      Reuters

      Controversial French comedian Dieudonné M'bala M'bala is facing a ban by French authorities, who say he has gone "too far" in promoting anti-Semitism and holocaust denial.

      Dieudonné has a long history of anti-Semitic comments and performances - from branding "the Jews" as "a sect, a fraud", and referring to Holocaust commemorations as "memorial pornography"; to appearing on stage dressed as a hareidi Jew making a Nazi salute. He has also popularized the "quenelle" gesture - sometimes referred to as a "reverse Nazi salute" - which consists of a lowered straight arm salute with the other arm folded across the shoulder.

      Although his supporters say it is merely "anti-establishment", it is frequently used by French anti-Semites, many of whom photograph themselves making the "modified" Nazi salute in front of Jewish establishments, holocaust memorial sites and even with unsuspecting Jewish passersby.
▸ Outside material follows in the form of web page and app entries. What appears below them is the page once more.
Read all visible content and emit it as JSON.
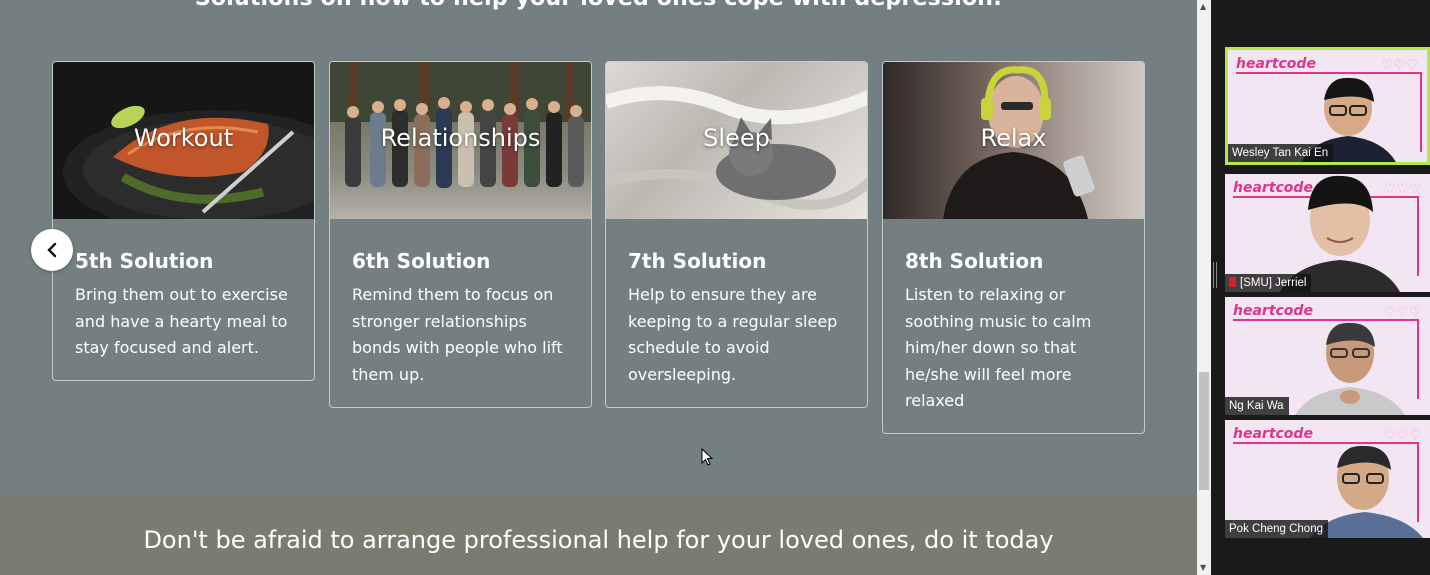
{
  "page": {
    "heading": "Solutions on how to help your loved ones cope with depression:",
    "cards": [
      {
        "image_title": "Workout",
        "title": "5th Solution",
        "text": "Bring them out to exercise and have a hearty meal to stay focused and alert."
      },
      {
        "image_title": "Relationships",
        "title": "6th Solution",
        "text": "Remind them to focus on stronger relationships bonds with people who lift them up."
      },
      {
        "image_title": "Sleep",
        "title": "7th Solution",
        "text": "Help to ensure they are keeping to a regular sleep schedule to avoid oversleeping."
      },
      {
        "image_title": "Relax",
        "title": "8th Solution",
        "text": "Listen to relaxing or soothing music to calm him/her down so that he/she will feel more relaxed"
      }
    ],
    "prev_icon": "chevron-left-icon",
    "footer_text": "Don't be afraid to arrange professional help for your loved ones, do it today"
  },
  "video": {
    "logo_text": "heartcode",
    "hearts": "♡♡♡",
    "participants": [
      {
        "name": "Wesley Tan Kai En",
        "recording": false,
        "active": true
      },
      {
        "name": "[SMU] Jerriel",
        "recording": true,
        "active": false
      },
      {
        "name": "Ng Kai Wa",
        "recording": false,
        "active": false
      },
      {
        "name": "Pok Cheng Chong",
        "recording": false,
        "active": false
      }
    ]
  },
  "colors": {
    "page_bg": "#737f80",
    "footer_bg": "#7b7b70",
    "active_speaker": "#b5e84c",
    "brand_pink": "#e2338e"
  }
}
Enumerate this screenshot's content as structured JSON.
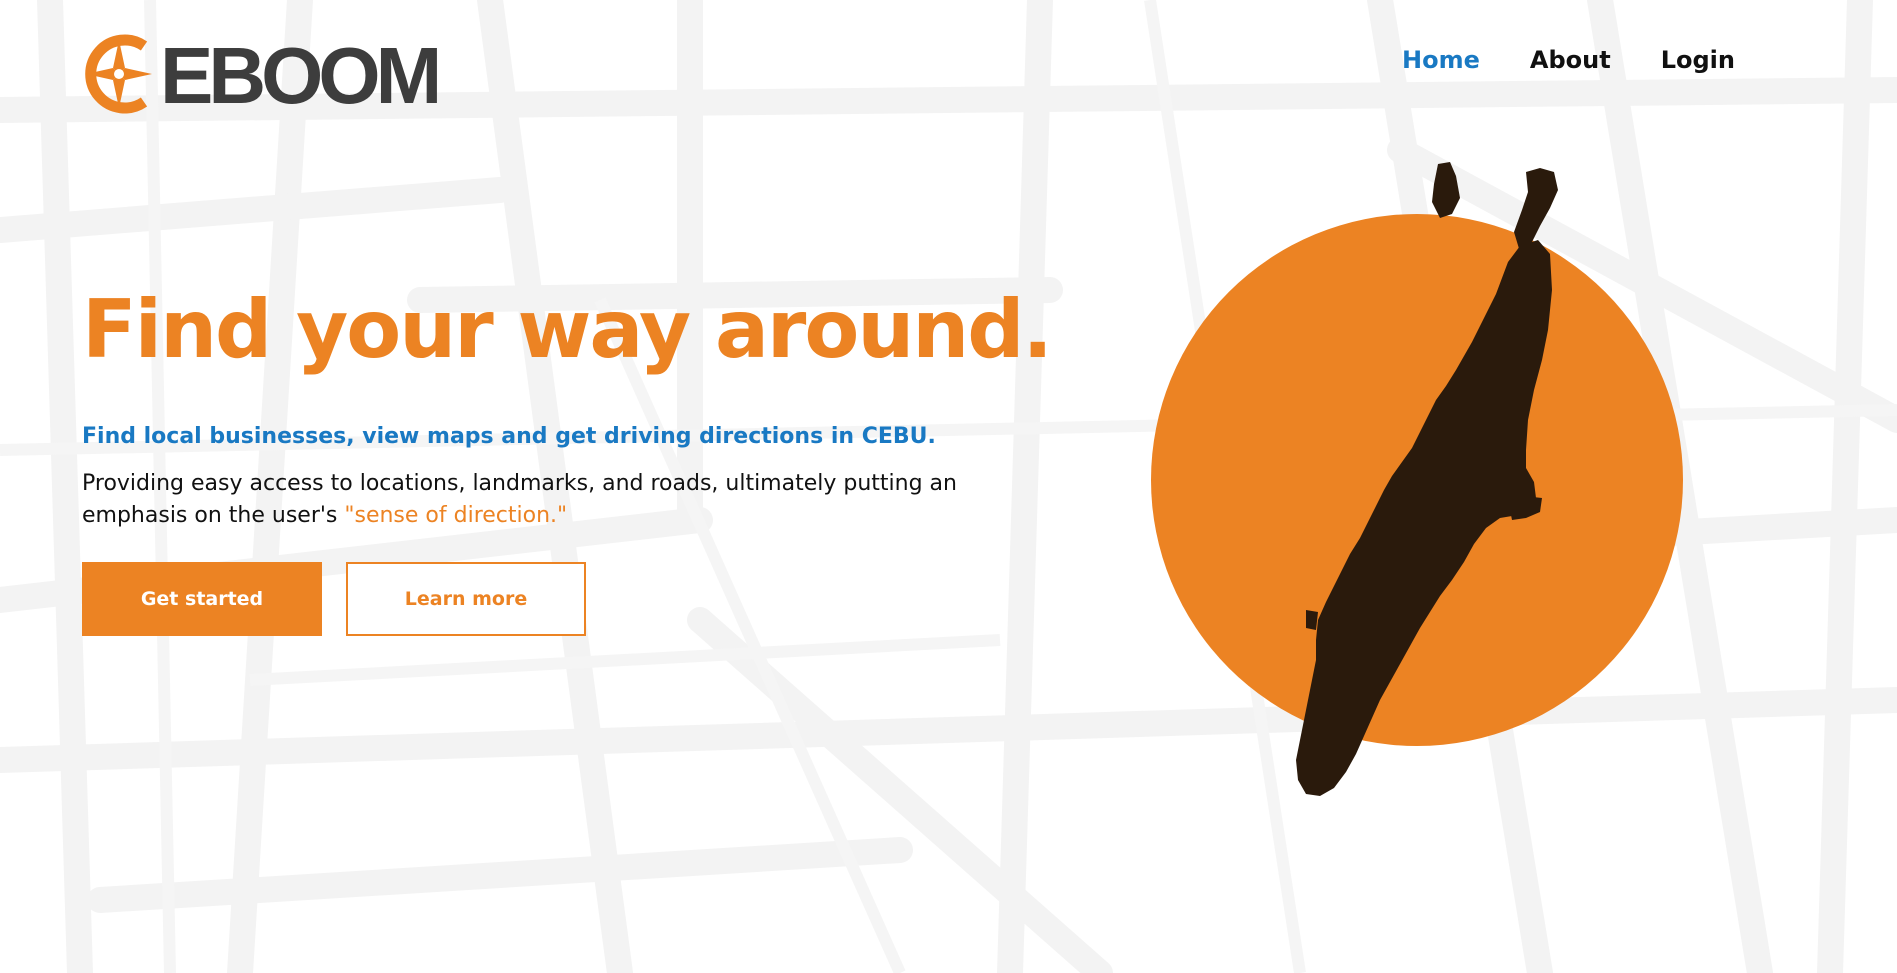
{
  "brand": {
    "name": "EBOOM",
    "logo_icon": "compass-icon",
    "primary_color": "#ec8323",
    "accent_color": "#1979c3",
    "dark_color": "#3d3d3d"
  },
  "nav": {
    "items": [
      {
        "label": "Home",
        "active": true
      },
      {
        "label": "About",
        "active": false
      },
      {
        "label": "Login",
        "active": false
      }
    ]
  },
  "hero": {
    "title": "Find your way around.",
    "tagline": "Find local businesses, view maps and get driving directions in CEBU.",
    "description_prefix": "Providing easy access to locations, landmarks, and roads, ultimately putting an emphasis on the user's ",
    "description_highlight": "\"sense of direction.\"",
    "primary_button": "Get started",
    "secondary_button": "Learn more",
    "graphic": {
      "circle_color": "#ec8323",
      "island_color": "#2a1a0c",
      "island_icon": "cebu-island-map-icon"
    }
  }
}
      The phenomenon has become popular with a wide range of extremists - from Neo-Nazis to Islamists and far-left anti-Israel activists - reflecting Dieudonné's own political career at the fringes of French politics: having started off in far-left circles, the divisive comedian recently established connections with the far-right French National Front.

      The most recent allegations against Dieudonné came when a hidden camera recorded him making anti-Semitic comments during a performance at his theater.
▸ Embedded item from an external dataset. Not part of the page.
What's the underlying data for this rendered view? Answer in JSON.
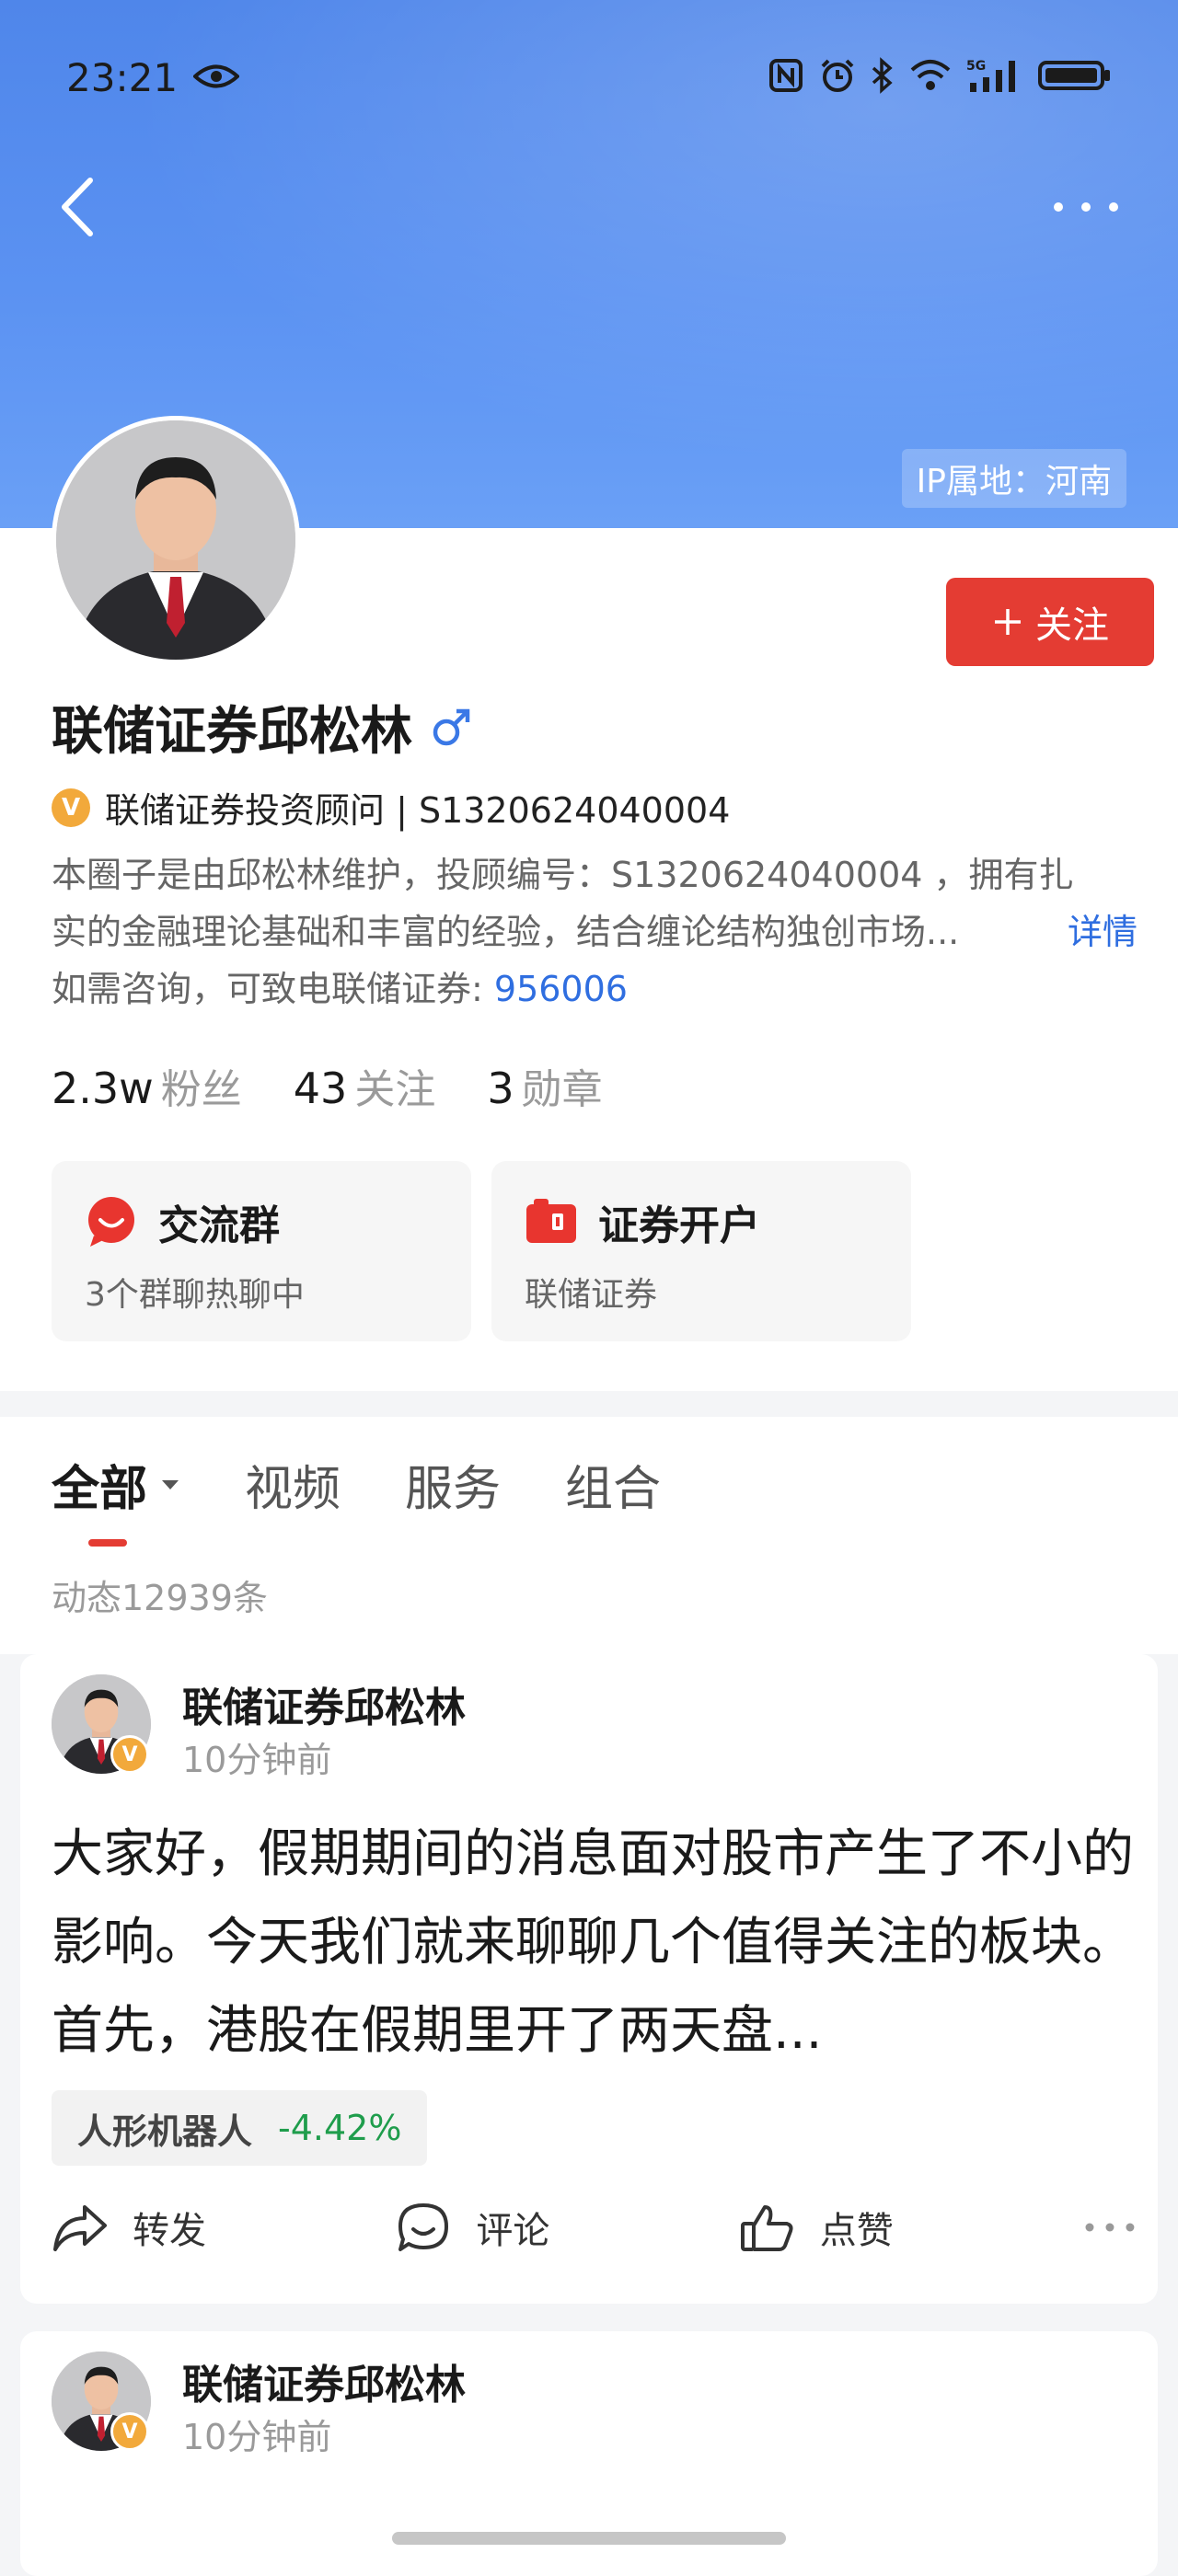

      Referring to French Jewish radio journalist Patrick Cohen, he said "Me, you see, when I hear Patrick Cohen speak, I think to myself: 'Gas chambers…too bad [they no longer exist]'," according to France 24.

      The outrageous comments were broadcast on France 2 TV earlier this month, triggering outrage by Jewish and anti-racism groups, and prompting Radio France, which Cohen works for, to report Dieudonné for engaging in "openly anti-Semitic speech".

      But the fallout has continued, with French Interior Minister Manuel Valls releasing a statement in which he said he would seek to ban Dieudonné's performances altogether.

      "Despite a conviction for public defamation, hate speech and racial discrimination, Dieudonné M’Bala M’Bala no longer seems to recognize any limits," the statement, read, according to France 24. "Consequently, the interior minister has decided to thoroughly examine all legal options that would allow a ban on Dieudonné’s public gatherings, which no longer belong to the artistic domain, but rather amount to a public safety risk."

      Earlier in the day Valls told the Le Parisien newspaper that he "will do anything to prevent Dieudonne from campaigning for anti-Semitism and racism", and slammed the quenelle gesture as "anti-Semitic".

      Roger Cukierman, who heads CRIF, an organization which represents French Jewry, lauded the proposed ban as long overdue in an interview with French television.

      "It’s a step in the right direction, because if we continue letting him do as he pleases, violence could result," he told the i>TELE channel. "It’s time to silence him. He’s no longer a comic; he has become a peddler of hate."

      Anti-Semitism in France has skyrocketed in recent years, causing many French Jews to leave the country. A report found anti-Semitic incidents rose 58% in 2012, with most attributed to Muslim extremists. That year saw the infamous Toulouse shooting in 2012 in which a rabbi and 3 Jewish children were murdered in a shooting-spree by a French Muslim extremist. The Israeli government recently announced a program to help French Jews emigrate to Israel on a large scale.

      The rampant anti-Semitism has also prompted some Jews to take matters into their own hands. Earlier this week, 6 members of the French Jewish Defense League (known as the Ligue de Defense Juive or LDJ) were arrested on charges of tracking down - and then beating up - neo-Nazis who posted online photos of themselves making quenelle salutes and other anti-Semitic gestures. 

      The developments come as a high-profile French soccer player and friend of Dieudonné has come under fire for making the quenelle gesture during a game for his British club on Saturday.

      Nicholas Anelka made the anti-Semitic salute as he celebrated scoring a goal for West Bromwich Albion against West Ham during a British Premier League game. He has previously been photographed making the gesture with Dieudonné himself.